McCLUNG, Nellie L. SIMMONS, Mervin C.
Title: Three Times and Out. Told by Private Simmons. First Printing
Publisher:  Thomas Allen / Houghton Mifflin Company, Toronto / Boston and New York, 1918,
Seller ID: 107587

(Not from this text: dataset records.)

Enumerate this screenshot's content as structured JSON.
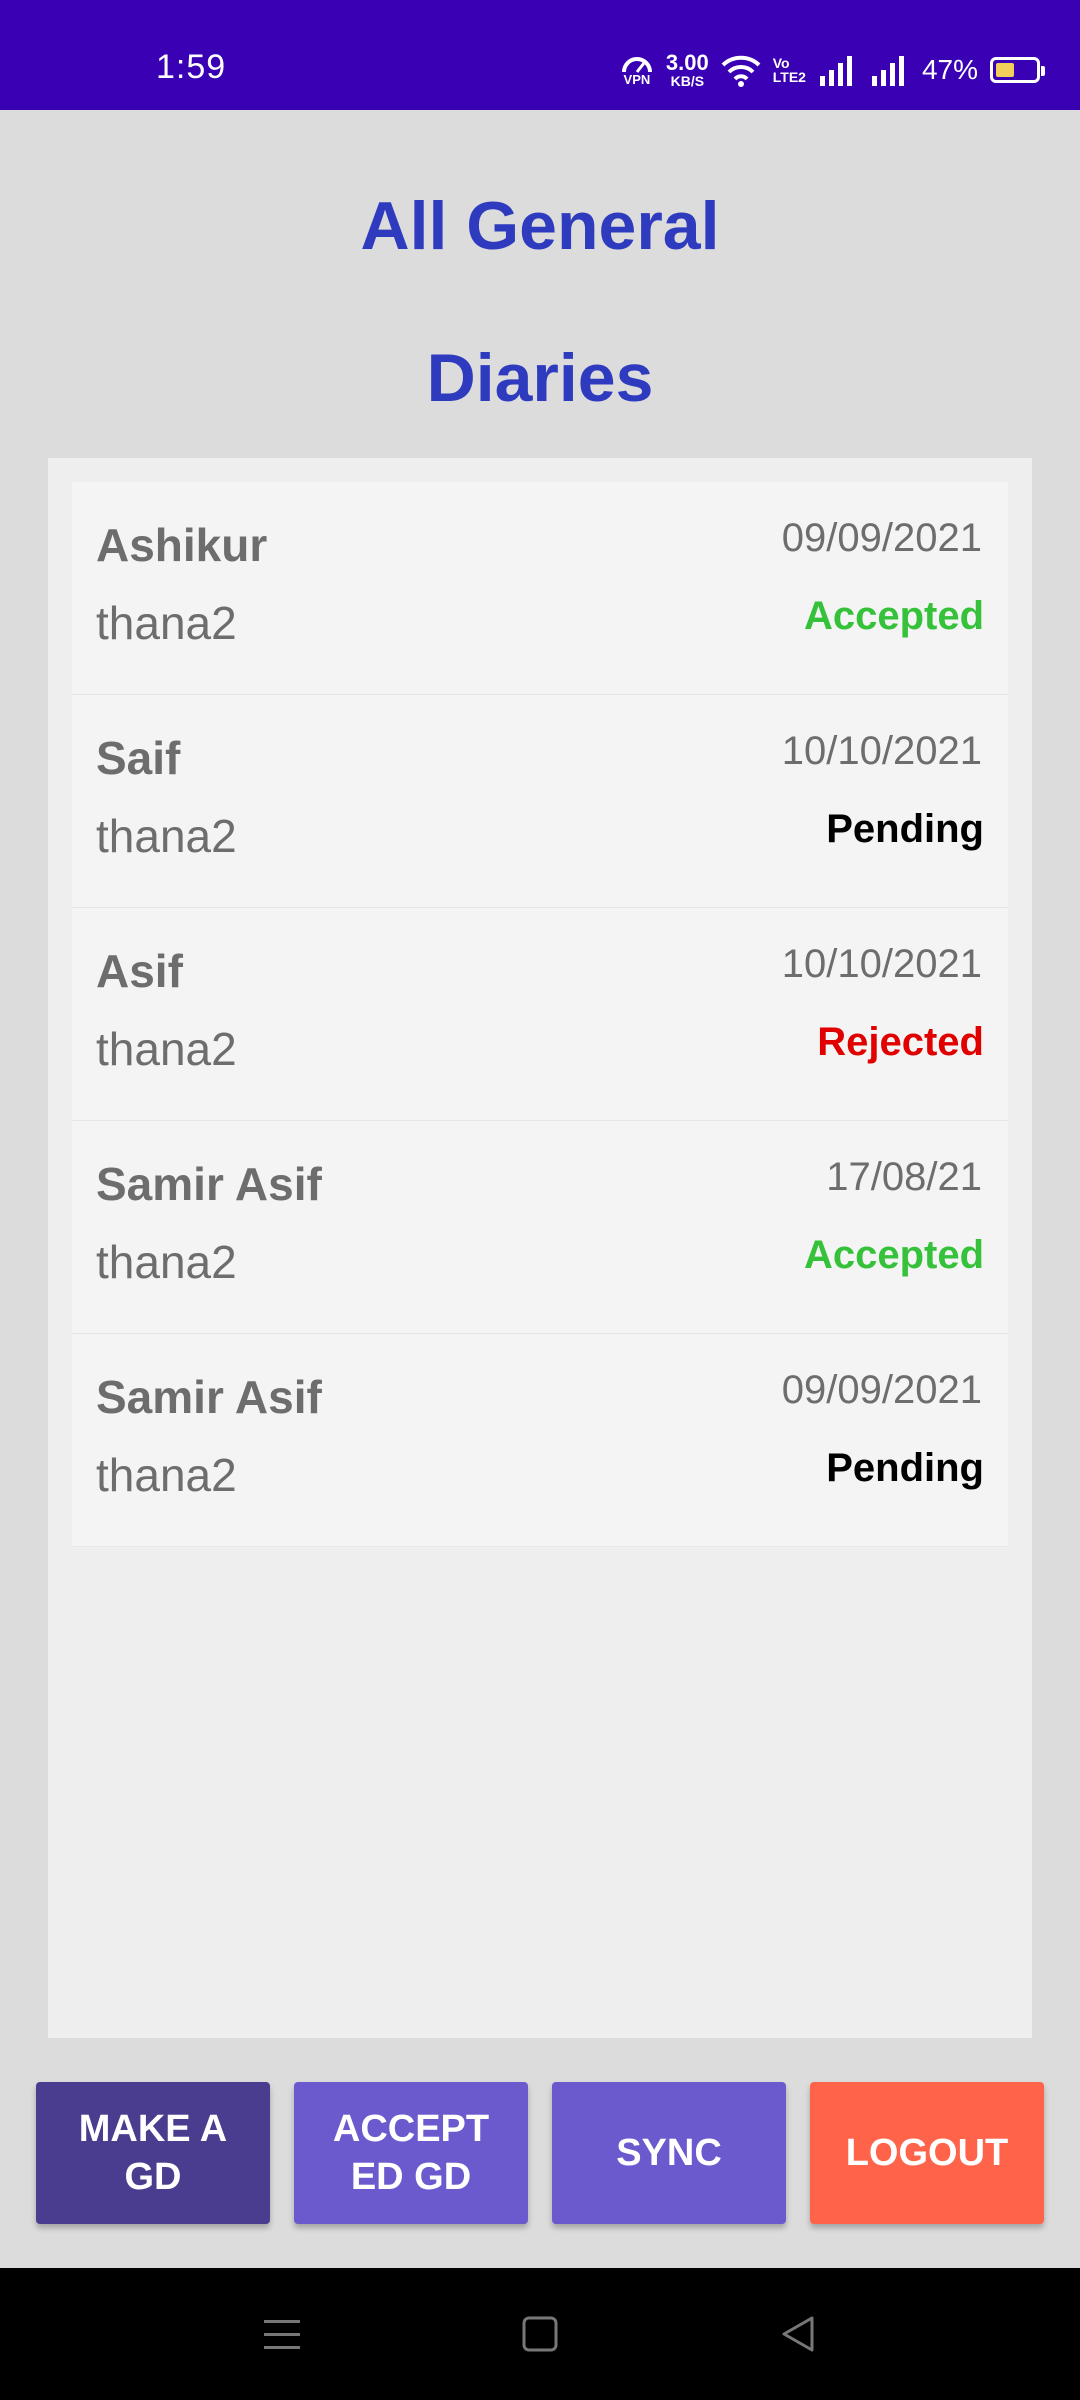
{
  "status_bar": {
    "time": "1:59",
    "vpn_label": "VPN",
    "net_speed_value": "3.00",
    "net_speed_unit": "KB/S",
    "volte_top": "Vo",
    "volte_bottom": "LTE2",
    "battery_percent": "47%",
    "icons": [
      "vpn-icon",
      "wifi-icon",
      "volte-icon",
      "signal-icon",
      "signal-icon",
      "battery-icon"
    ]
  },
  "page": {
    "title_line1": "All General",
    "title_line2": "Diaries"
  },
  "diaries": [
    {
      "name": "Ashikur",
      "thana": "thana2",
      "date": "09/09/2021",
      "status": "Accepted"
    },
    {
      "name": "Saif",
      "thana": "thana2",
      "date": "10/10/2021",
      "status": "Pending"
    },
    {
      "name": "Asif",
      "thana": "thana2",
      "date": "10/10/2021",
      "status": "Rejected"
    },
    {
      "name": "Samir Asif",
      "thana": "thana2",
      "date": "17/08/21",
      "status": "Accepted"
    },
    {
      "name": "Samir Asif",
      "thana": "thana2",
      "date": "09/09/2021",
      "status": "Pending"
    }
  ],
  "status_colors": {
    "Accepted": "#35c23a",
    "Pending": "#000000",
    "Rejected": "#e00000"
  },
  "buttons": {
    "make_gd": "MAKE A\nGD",
    "accepted_gd": "ACCEPT\nED GD",
    "sync": "SYNC",
    "logout": "LOGOUT"
  },
  "colors": {
    "status_bar": "#3a00b4",
    "title": "#2f3bbe",
    "make_gd": "#4a3d8f",
    "accepted_gd": "#6a5acd",
    "sync": "#6a5acd",
    "logout": "#ff634a"
  },
  "nav_bar": {
    "icons": [
      "menu-icon",
      "home-icon",
      "back-icon"
    ]
  }
}
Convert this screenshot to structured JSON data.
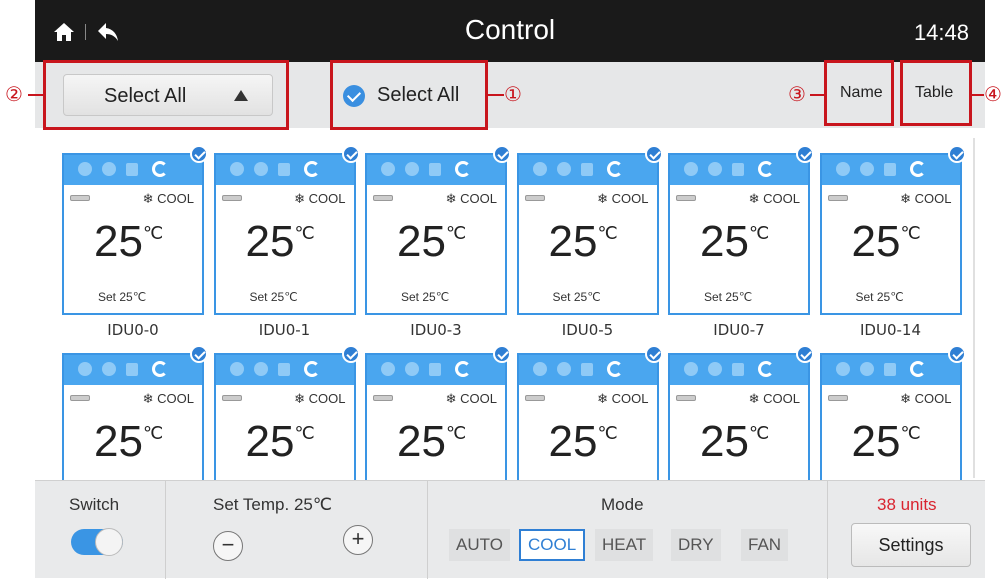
{
  "header": {
    "title": "Control",
    "time": "14:48"
  },
  "toolbar": {
    "dropdown_label": "Select All",
    "select_all_label": "Select All",
    "sort_name": "Name",
    "sort_table": "Table"
  },
  "annotations": [
    "①",
    "②",
    "③",
    "④"
  ],
  "cards": [
    {
      "name": "IDU0-0",
      "mode": "❄ COOL",
      "temp": "25",
      "unit": "℃",
      "set": "Set  25℃"
    },
    {
      "name": "IDU0-1",
      "mode": "❄ COOL",
      "temp": "25",
      "unit": "℃",
      "set": "Set  25℃"
    },
    {
      "name": "IDU0-3",
      "mode": "❄ COOL",
      "temp": "25",
      "unit": "℃",
      "set": "Set  25℃"
    },
    {
      "name": "IDU0-5",
      "mode": "❄ COOL",
      "temp": "25",
      "unit": "℃",
      "set": "Set  25℃"
    },
    {
      "name": "IDU0-7",
      "mode": "❄ COOL",
      "temp": "25",
      "unit": "℃",
      "set": "Set  25℃"
    },
    {
      "name": "IDU0-14",
      "mode": "❄ COOL",
      "temp": "25",
      "unit": "℃",
      "set": "Set  25℃"
    },
    {
      "name": "",
      "mode": "❄ COOL",
      "temp": "25",
      "unit": "℃",
      "set": ""
    },
    {
      "name": "",
      "mode": "❄ COOL",
      "temp": "25",
      "unit": "℃",
      "set": ""
    },
    {
      "name": "",
      "mode": "❄ COOL",
      "temp": "25",
      "unit": "℃",
      "set": ""
    },
    {
      "name": "",
      "mode": "❄ COOL",
      "temp": "25",
      "unit": "℃",
      "set": ""
    },
    {
      "name": "",
      "mode": "❄ COOL",
      "temp": "25",
      "unit": "℃",
      "set": ""
    },
    {
      "name": "",
      "mode": "❄ COOL",
      "temp": "25",
      "unit": "℃",
      "set": ""
    }
  ],
  "bottom": {
    "switch_label": "Switch",
    "switch_on": true,
    "set_temp_label": "Set Temp. 25℃",
    "minus": "−",
    "plus": "+",
    "mode_label": "Mode",
    "modes": [
      "AUTO",
      "COOL",
      "HEAT",
      "DRY",
      "FAN"
    ],
    "active_mode": "COOL",
    "units": "38 units",
    "settings_label": "Settings"
  },
  "colors": {
    "accent": "#3a95e4",
    "header_bg": "#1a1a1a",
    "annotation": "#c8151d",
    "units_text": "#d9242f"
  }
}
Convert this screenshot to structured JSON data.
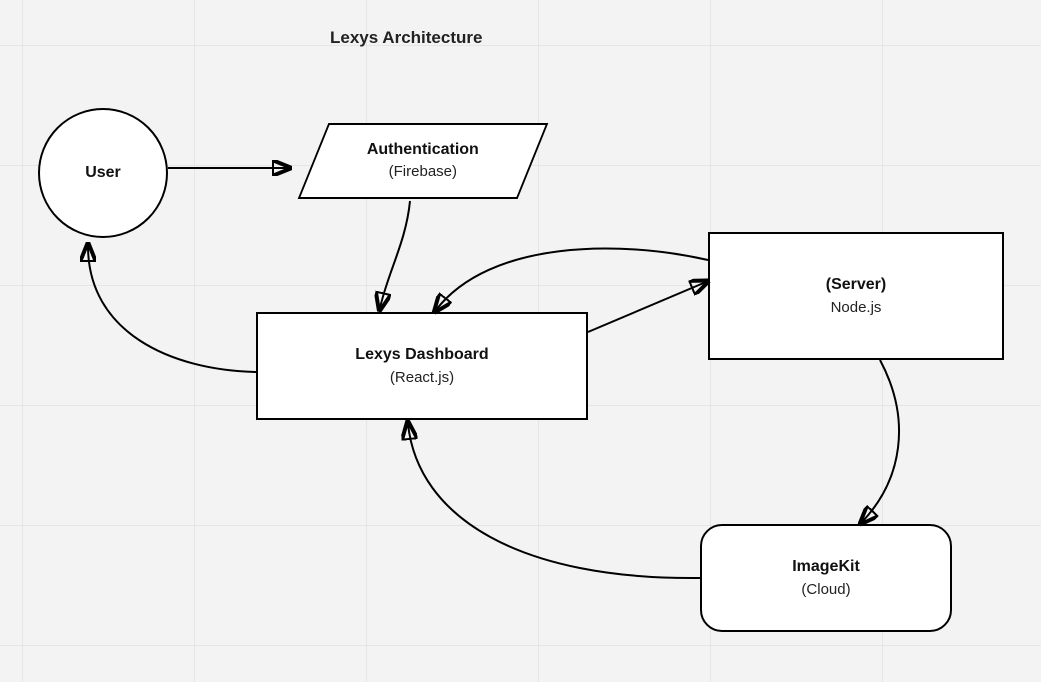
{
  "title": "Lexys Architecture",
  "nodes": {
    "user": {
      "title": "User"
    },
    "auth": {
      "title": "Authentication",
      "subtitle": "(Firebase)"
    },
    "dashboard": {
      "title": "Lexys Dashboard",
      "subtitle": "(React.js)"
    },
    "server": {
      "title": "(Server)",
      "subtitle": "Node.js"
    },
    "imagekit": {
      "title": "ImageKit",
      "subtitle": "(Cloud)"
    }
  },
  "edges": [
    {
      "from": "user",
      "to": "auth"
    },
    {
      "from": "auth",
      "to": "dashboard"
    },
    {
      "from": "dashboard",
      "to": "user"
    },
    {
      "from": "dashboard",
      "to": "server"
    },
    {
      "from": "server",
      "to": "dashboard"
    },
    {
      "from": "server",
      "to": "imagekit"
    },
    {
      "from": "imagekit",
      "to": "dashboard"
    }
  ]
}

McCLUNG, Nellie L. Three Times and Out. Told by Private [Mervin c.] Simmons. Written by Nellie L. McClung. With Ilustrations. Toronto : Thomas Allen /Boston and New York : Houghton Mifflin Company, (November) 1918. Pp (8),[v ii]-viii,(4),-247,(3), frontispiece + 13 plates. 8vo, blue clth, front board and spine lettered in black, plus a barbed wire fence design to front board. Tennyson, The Canadian Experience of the Great War : A Guide to Memoirs 1623. "When a young man whom I had not seen until that day came to see me in Edmonton, and told me he had a story which he thought was worth writing, and which he wanted me to write for him, I told him I could not undertake to do it for I was writing a story of my own, but that I could no doubt find some one who would do it for him. Then he mentioned that he was a returned soldier, and had been for sixteen months a prisoner in Germany, and had made his escape – That changed everything! I asked him to come right in and tell me all about it – for like every one else I have friends in the prison-camps of Germany, boys whom I remember as little chaps in knickers playing with my children, boys I taught in country schools in Manitoba, boys whose parents are my friends. There are many of these whom we know to be prisoners, and there are some who have been listed as "missing," who we are still hoping against long odds may be prisoners! I asked him many questions. How were they treated? Did they get enough to eat? Did they get their parcels? Were they very lonely? Did he by any chance know a boy from Vancouver called Wallen Gordon, who had been "Missing" since the 2d of June, 1916? Or Reg Black from Manitou? or Garnet Stewart from Winnipeg? Unfortunately, he did not. Then he began his story. Before he had gone far, I had determined to do all I could to get his story into print, for it seemed to me to be a story that should be written. It gives at least a partial answer to the anxious questionings that are in so many hearts. It tells us something of the fate of the brave fellows who have, temporarily, lost their freedom – to make our freedom secure! Private Simmons is a close and accurate observer who sees clearly and talks well. He tells a straightforward, unadorned tale, every sentence of which is true, and convincing. I venture to hope that the reader may have as much pleasure in the reading of it as I had in the writing.(Preface). Contents : I. How It Started. II. Through Belgium. III. Into Germany. IV. The Lazaret. V. The Prison-Camp. VI. Rossbach. VII. The Escape;Chapter VIII. Off For Switzerland! IX. Caught. X. The Cells. XI. The Straf e-Barrack. XII. Back to Camp. XIII. Cellelager. XIV. Off For Holland! XV. Caught Again. XVI. The Invisible Brotherhood. XVII. The Cells at Oldenburg. XVIII. Parnewinkel Camp. XIX. The Blackest Chapter of All. XX. Once Again! XXI. Travelers of the Night. XXII. The Long Road to Freedom. XXIII. Out. Cloth edgeworn, rubbed, slightly darkened, with bubbling to front board, name, else very good. 70.00